The records under this task must be duplicated exactly.

-- MATERIAL FOR THIS TASK --
########################################

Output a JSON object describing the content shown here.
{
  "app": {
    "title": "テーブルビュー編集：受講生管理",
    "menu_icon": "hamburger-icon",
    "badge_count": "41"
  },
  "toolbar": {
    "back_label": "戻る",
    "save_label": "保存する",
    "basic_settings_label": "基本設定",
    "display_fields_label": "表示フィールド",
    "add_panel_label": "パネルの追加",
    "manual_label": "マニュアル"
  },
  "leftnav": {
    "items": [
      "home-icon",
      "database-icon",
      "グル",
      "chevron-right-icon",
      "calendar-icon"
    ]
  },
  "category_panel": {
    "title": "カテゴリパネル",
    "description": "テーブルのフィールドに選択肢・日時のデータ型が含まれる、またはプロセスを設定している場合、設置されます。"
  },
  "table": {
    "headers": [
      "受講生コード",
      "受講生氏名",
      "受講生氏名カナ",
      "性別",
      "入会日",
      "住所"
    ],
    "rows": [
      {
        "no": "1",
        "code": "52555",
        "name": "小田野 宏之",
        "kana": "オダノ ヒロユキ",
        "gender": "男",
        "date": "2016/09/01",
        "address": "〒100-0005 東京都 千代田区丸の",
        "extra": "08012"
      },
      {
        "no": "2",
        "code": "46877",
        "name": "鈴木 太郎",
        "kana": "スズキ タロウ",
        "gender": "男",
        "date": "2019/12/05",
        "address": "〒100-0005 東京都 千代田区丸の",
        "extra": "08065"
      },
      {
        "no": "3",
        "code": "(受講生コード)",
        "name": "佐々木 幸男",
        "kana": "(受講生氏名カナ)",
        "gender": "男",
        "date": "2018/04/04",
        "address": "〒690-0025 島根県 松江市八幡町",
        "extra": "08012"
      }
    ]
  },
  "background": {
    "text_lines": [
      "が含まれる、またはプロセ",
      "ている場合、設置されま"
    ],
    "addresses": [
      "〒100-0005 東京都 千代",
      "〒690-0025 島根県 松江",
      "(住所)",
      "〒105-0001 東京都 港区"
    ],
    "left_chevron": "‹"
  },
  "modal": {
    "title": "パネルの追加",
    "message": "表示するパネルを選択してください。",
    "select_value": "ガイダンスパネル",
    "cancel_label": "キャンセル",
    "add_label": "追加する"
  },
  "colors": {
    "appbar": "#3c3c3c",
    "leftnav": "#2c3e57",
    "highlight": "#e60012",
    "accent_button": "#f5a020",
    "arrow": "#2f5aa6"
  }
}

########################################

-- RESPONSE BELOW --
Output a JSON object describing the content shown here.
{
  "app": {
    "title": "テーブルビュー編集：受講生管理",
    "menu_icon": "hamburger-icon",
    "badge_count": "41"
  },
  "toolbar": {
    "back_label": "戻る",
    "save_label": "保存する",
    "basic_settings_label": "基本設定",
    "display_fields_label": "表示フィールド",
    "add_panel_label": "パネルの追加",
    "manual_label": "マニュアル"
  },
  "leftnav": {
    "items": [
      "home-icon",
      "database-icon",
      "グル",
      "chevron-right-icon",
      "calendar-icon"
    ]
  },
  "category_panel": {
    "title": "カテゴリパネル",
    "description": "テーブルのフィールドに選択肢・日時のデータ型が含まれる、またはプロセスを設定している場合、設置されます。"
  },
  "table": {
    "headers": [
      "受講生コード",
      "受講生氏名",
      "受講生氏名カナ",
      "性別",
      "入会日",
      "住所"
    ],
    "rows": [
      {
        "no": "1",
        "code": "52555",
        "name": "小田野 宏之",
        "kana": "オダノ ヒロユキ",
        "gender": "男",
        "date": "2016/09/01",
        "address": "〒100-0005 東京都 千代田区丸の",
        "extra": "08012"
      },
      {
        "no": "2",
        "code": "46877",
        "name": "鈴木 太郎",
        "kana": "スズキ タロウ",
        "gender": "男",
        "date": "2019/12/05",
        "address": "〒100-0005 東京都 千代田区丸の",
        "extra": "08065"
      },
      {
        "no": "3",
        "code": "(受講生コード)",
        "name": "佐々木 幸男",
        "kana": "(受講生氏名カナ)",
        "gender": "男",
        "date": "2018/04/04",
        "address": "〒690-0025 島根県 松江市八幡町",
        "extra": "08012"
      }
    ]
  },
  "background": {
    "text_lines": [
      "が含まれる、またはプロセ",
      "ている場合、設置されま"
    ],
    "addresses": [
      "〒100-0005 東京都 千代",
      "〒690-0025 島根県 松江",
      "(住所)",
      "〒105-0001 東京都 港区"
    ],
    "left_chevron": "‹"
  },
  "modal": {
    "title": "パネルの追加",
    "message": "表示するパネルを選択してください。",
    "select_value": "ガイダンスパネル",
    "cancel_label": "キャンセル",
    "add_label": "追加する"
  },
  "colors": {
    "appbar": "#3c3c3c",
    "leftnav": "#2c3e57",
    "highlight": "#e60012",
    "accent_button": "#f5a020",
    "arrow": "#2f5aa6"
  }
}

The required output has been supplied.